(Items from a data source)
"""

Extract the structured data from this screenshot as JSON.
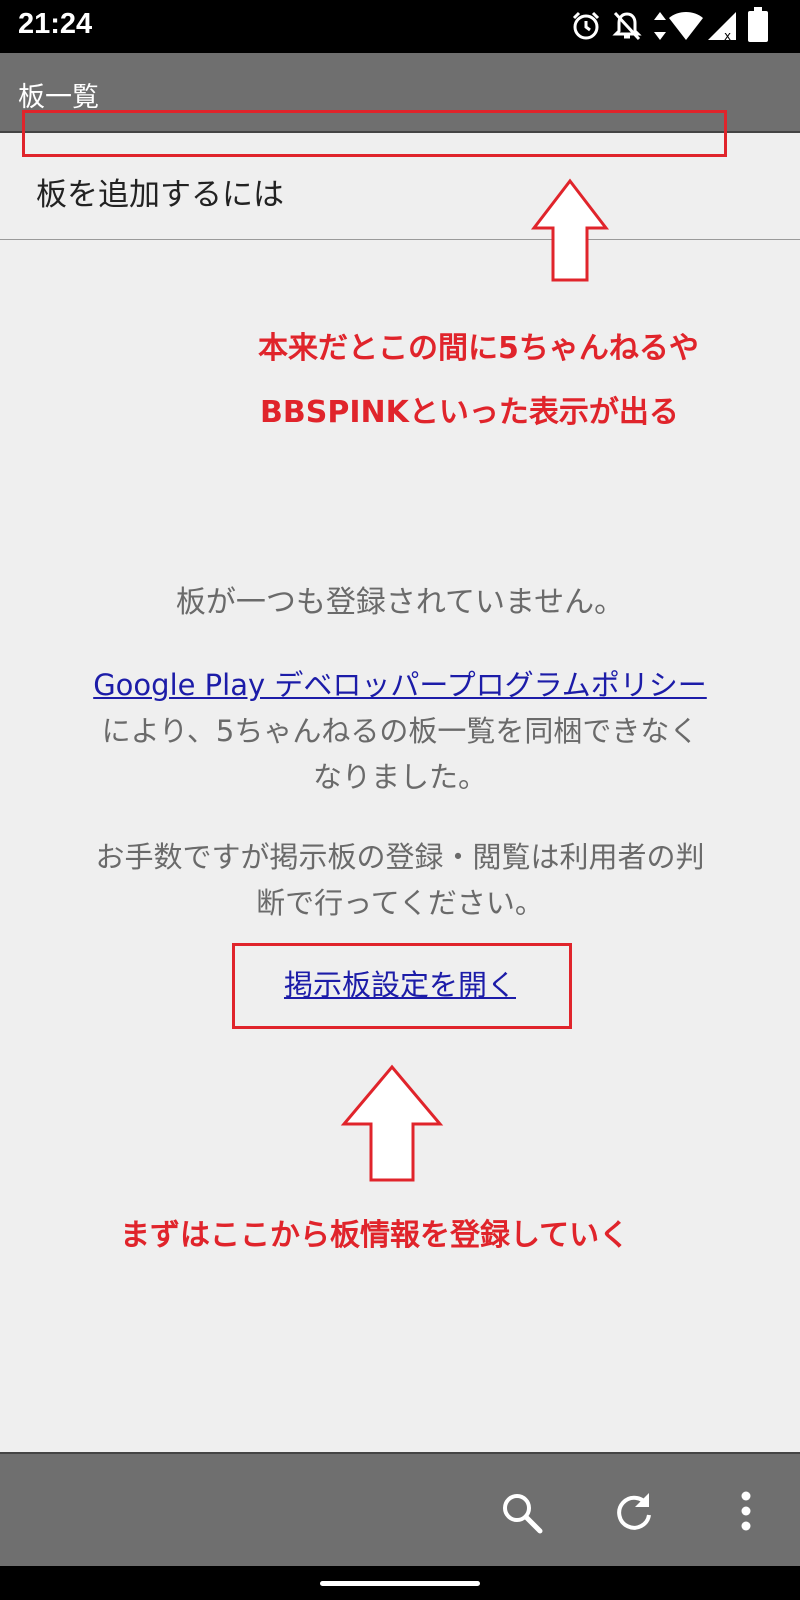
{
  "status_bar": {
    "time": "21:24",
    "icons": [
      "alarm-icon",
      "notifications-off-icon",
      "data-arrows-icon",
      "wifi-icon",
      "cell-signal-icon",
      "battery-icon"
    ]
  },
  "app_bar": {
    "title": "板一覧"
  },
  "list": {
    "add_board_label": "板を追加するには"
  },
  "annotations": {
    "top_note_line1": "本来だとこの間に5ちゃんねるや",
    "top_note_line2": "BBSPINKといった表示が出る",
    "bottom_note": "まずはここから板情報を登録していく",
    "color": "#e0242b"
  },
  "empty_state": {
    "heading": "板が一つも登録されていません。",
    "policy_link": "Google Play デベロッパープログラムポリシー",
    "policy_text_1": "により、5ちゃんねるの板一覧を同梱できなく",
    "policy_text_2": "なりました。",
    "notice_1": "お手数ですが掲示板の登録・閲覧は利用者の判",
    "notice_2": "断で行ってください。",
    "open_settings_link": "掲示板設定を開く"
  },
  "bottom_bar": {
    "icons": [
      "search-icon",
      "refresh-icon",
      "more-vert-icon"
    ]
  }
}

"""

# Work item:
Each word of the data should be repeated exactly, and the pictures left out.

# Exercise response:
Extract the structured data from this screenshot as JSON.
{
  "status_bar": {
    "time": "21:24",
    "icons": [
      "alarm-icon",
      "notifications-off-icon",
      "data-arrows-icon",
      "wifi-icon",
      "cell-signal-icon",
      "battery-icon"
    ]
  },
  "app_bar": {
    "title": "板一覧"
  },
  "list": {
    "add_board_label": "板を追加するには"
  },
  "annotations": {
    "top_note_line1": "本来だとこの間に5ちゃんねるや",
    "top_note_line2": "BBSPINKといった表示が出る",
    "bottom_note": "まずはここから板情報を登録していく",
    "color": "#e0242b"
  },
  "empty_state": {
    "heading": "板が一つも登録されていません。",
    "policy_link": "Google Play デベロッパープログラムポリシー",
    "policy_text_1": "により、5ちゃんねるの板一覧を同梱できなく",
    "policy_text_2": "なりました。",
    "notice_1": "お手数ですが掲示板の登録・閲覧は利用者の判",
    "notice_2": "断で行ってください。",
    "open_settings_link": "掲示板設定を開く"
  },
  "bottom_bar": {
    "icons": [
      "search-icon",
      "refresh-icon",
      "more-vert-icon"
    ]
  }
}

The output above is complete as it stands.